The man loves nuclear power and he’s sticking to it, nevermind Japan:
FRANKFORT — Although Kentucky is known to experience earthquakes, the explosions and radiation leaks at a nuclear power plant in earthquake-ravaged Japan should not discourage the state from expanding into nuclear power, state Sen. Bob Leeper, a Paducah independent, said Monday.
For the past three years, including the just-concluded 2011 legislative session, Leeper has sponsored bills that would repeal the state’s moratorium on the construction of nuclear power plants in Kentucky. His latest effort was approved by the Senate 31-5 on Feb. 8 but died in the House.
“It’s way too early to talk about throwing in the towel,” Leeper said.
“As with any other disaster, you’ve got to see how everything plays out,” he said. “You’ve got to wait and see what works and what doesn’t work. It’s too early to determine whether or not this makes the case that we can safely develop nuclear energy.”
Yes, it would certainly be a rush to judgment to not halt production of nuclear power plants in Kentucky. You betcha.
But remember folks, if we can’t produce it, we can still store it:
President Obama has called for a new generation of nuclear-power plants. But when he abandoned plans to store the nation’s nuclear waste in Nevada’s Yucca Mountain, he effectively forced states eager to break ground on reactors to accept the idea of keeping that waste within their borders—not a popular idea since the Three Mile Island meltdown. But could Kentucky become home to an alternative? Its state Senate recently approved a bill that would OK nuclear-waste storage. And Kerri Richardson, a spokeswoman for Gov. Steve Beshear, says storing other states’ waste “would certainly attract a lot of interest from our administration.”
For a coal-rich area without an existing plant, Kentucky’s openness is a sign, say energy analysts, that anxiety about waste storage is waning. It’s “a tipping point,” says Vanderbilt professor Charles Powers, an expert on nuclear-waste solutions. Still, don’t expect resistance to end overnight: Kentucky’s bill could die in the House, as did two previous versions. But if this isn’t the year the state’s nuclear future arrives, Beshear says he won’t be deterred.
Get off the nuclear industry’s back, and let them pour their liquid goodies into our wallet, er, mountains.

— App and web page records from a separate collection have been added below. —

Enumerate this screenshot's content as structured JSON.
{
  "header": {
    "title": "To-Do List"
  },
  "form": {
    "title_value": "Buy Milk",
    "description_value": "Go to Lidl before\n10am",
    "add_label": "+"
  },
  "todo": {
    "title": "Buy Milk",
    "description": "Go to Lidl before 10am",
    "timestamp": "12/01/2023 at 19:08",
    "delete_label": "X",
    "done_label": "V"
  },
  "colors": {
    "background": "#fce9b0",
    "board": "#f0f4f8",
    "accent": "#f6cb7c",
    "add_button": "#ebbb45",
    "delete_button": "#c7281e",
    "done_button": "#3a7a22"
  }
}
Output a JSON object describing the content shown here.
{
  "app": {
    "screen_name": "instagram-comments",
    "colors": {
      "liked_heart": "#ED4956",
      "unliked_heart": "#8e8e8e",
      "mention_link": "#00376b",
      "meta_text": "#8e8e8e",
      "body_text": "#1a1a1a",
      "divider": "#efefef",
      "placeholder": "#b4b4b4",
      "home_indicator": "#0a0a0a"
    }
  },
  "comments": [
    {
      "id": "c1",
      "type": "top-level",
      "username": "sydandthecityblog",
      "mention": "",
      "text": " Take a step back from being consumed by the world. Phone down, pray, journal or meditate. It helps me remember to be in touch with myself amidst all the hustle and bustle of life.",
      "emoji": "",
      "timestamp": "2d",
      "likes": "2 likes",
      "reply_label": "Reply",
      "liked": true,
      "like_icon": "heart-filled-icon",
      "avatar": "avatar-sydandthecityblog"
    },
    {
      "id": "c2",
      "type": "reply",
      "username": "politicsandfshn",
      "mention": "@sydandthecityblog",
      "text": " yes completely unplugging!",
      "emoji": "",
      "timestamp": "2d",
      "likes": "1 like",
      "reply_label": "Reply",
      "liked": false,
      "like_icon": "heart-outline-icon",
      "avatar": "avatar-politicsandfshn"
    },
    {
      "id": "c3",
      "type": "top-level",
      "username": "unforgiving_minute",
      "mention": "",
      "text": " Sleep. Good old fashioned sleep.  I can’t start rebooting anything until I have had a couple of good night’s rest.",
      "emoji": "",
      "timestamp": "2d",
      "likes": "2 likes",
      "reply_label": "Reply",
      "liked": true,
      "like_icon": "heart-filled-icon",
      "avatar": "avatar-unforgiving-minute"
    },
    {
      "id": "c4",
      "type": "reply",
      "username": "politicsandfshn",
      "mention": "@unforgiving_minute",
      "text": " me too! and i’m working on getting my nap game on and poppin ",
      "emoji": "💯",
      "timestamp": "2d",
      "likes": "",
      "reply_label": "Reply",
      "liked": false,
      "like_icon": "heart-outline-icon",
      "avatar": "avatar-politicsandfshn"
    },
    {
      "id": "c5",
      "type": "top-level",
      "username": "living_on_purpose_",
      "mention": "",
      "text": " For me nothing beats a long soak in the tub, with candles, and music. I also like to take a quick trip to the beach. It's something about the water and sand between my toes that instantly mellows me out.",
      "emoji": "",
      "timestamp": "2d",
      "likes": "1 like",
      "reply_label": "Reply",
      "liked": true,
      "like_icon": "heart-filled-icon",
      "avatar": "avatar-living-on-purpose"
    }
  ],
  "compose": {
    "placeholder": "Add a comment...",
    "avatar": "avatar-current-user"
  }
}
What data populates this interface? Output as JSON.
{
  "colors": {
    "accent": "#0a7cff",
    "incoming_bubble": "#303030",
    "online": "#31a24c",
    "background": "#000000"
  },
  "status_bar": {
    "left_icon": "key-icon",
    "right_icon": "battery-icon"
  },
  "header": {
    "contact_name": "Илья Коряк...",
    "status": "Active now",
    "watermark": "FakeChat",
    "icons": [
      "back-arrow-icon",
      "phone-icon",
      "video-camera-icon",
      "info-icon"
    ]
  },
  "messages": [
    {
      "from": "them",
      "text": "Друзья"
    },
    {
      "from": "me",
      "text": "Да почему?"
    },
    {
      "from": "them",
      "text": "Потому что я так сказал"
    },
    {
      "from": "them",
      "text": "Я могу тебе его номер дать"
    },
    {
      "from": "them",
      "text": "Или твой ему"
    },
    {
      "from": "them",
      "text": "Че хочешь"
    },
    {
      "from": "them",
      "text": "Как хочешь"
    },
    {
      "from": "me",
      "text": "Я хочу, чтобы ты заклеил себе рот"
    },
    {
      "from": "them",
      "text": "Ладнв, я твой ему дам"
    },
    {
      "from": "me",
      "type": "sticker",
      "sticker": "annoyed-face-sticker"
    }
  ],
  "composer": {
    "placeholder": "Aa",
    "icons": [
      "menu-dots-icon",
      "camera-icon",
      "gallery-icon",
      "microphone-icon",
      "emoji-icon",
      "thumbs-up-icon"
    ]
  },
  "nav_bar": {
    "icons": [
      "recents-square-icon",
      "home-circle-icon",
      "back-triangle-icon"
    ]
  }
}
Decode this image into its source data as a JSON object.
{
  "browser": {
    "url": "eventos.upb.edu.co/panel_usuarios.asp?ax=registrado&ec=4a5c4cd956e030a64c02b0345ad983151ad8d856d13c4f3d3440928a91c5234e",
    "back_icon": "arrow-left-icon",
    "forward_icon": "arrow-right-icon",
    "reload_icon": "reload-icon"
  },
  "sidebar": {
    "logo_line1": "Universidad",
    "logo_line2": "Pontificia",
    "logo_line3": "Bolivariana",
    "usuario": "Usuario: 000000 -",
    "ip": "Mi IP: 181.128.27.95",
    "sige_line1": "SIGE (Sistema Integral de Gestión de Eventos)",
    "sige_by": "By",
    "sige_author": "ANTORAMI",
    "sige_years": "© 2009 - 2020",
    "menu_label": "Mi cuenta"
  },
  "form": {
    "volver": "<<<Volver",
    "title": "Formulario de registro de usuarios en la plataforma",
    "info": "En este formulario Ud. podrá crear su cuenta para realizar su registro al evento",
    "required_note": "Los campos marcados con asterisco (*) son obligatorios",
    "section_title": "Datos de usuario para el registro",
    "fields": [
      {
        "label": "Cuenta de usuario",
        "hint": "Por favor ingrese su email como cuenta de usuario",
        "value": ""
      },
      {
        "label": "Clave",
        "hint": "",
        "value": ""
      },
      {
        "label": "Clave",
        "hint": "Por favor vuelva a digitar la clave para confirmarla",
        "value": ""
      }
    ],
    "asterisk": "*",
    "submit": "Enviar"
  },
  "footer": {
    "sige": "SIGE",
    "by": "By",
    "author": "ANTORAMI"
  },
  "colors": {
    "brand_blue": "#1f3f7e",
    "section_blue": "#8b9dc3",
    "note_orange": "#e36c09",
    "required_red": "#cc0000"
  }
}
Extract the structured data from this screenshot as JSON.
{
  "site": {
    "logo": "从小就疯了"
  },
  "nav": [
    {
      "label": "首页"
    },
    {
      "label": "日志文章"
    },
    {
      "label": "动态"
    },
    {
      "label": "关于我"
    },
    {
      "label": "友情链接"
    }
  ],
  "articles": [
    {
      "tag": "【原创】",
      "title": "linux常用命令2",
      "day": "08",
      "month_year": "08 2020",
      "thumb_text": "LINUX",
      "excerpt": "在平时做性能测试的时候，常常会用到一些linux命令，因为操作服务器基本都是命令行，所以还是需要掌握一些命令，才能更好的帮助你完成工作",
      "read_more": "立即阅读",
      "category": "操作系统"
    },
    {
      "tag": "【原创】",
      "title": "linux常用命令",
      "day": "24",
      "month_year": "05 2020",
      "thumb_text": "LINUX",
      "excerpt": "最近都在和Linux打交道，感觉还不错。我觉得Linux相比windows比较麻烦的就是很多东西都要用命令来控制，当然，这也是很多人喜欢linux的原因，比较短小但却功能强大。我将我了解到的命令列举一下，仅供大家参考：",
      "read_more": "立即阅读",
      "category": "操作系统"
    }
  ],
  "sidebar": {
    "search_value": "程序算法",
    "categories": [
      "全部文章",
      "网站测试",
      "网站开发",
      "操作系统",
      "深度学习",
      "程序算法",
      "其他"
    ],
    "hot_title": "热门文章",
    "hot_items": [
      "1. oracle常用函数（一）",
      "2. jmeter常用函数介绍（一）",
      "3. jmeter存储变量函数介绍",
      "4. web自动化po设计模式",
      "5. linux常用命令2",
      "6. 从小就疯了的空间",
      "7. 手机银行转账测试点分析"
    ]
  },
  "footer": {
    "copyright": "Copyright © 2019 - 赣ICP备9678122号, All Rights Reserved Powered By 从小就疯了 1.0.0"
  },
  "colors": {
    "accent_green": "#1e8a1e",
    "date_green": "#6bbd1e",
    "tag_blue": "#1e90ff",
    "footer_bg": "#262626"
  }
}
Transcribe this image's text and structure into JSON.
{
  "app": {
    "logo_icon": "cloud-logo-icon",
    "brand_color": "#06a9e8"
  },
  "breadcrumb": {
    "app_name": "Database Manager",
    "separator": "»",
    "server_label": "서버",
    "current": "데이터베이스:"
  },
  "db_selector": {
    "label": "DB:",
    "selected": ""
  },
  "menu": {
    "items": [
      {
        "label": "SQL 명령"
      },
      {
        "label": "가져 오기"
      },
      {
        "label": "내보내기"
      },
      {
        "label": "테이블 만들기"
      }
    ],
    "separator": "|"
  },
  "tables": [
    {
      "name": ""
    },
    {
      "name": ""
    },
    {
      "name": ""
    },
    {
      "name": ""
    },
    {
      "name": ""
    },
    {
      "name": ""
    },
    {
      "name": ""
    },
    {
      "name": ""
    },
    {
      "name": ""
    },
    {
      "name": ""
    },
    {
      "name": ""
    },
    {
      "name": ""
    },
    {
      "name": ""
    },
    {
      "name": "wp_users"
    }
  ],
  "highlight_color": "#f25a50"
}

What the hell could go wrong?
Also, I’d still rather switch to nuclear power from coal power in Kentucky any day. It’s cleaner and healthier, as crazy as that sounds.